Search the records for the word "title" and pick out every line that has it.

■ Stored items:
========================

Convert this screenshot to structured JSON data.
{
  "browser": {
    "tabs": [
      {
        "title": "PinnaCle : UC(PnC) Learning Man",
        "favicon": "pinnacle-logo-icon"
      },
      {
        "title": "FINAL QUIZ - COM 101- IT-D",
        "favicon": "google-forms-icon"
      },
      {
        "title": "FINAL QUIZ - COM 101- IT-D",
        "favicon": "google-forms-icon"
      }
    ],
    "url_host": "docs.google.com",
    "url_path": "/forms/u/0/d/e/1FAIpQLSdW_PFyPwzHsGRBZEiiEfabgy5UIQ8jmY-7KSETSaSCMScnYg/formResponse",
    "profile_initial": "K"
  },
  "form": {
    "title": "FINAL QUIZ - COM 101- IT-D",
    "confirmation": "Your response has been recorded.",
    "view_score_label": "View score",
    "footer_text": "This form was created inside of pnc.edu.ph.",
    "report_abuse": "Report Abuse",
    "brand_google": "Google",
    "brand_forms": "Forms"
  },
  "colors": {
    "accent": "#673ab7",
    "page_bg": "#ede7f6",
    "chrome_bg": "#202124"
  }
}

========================

■ Written answer:
        "title": "PinnaCle : UC(PnC) Learning Man",
        "title": "FINAL QUIZ - COM 101- IT-D",
        "title": "FINAL QUIZ - COM 101- IT-D",
    "title": "FINAL QUIZ - COM 101- IT-D",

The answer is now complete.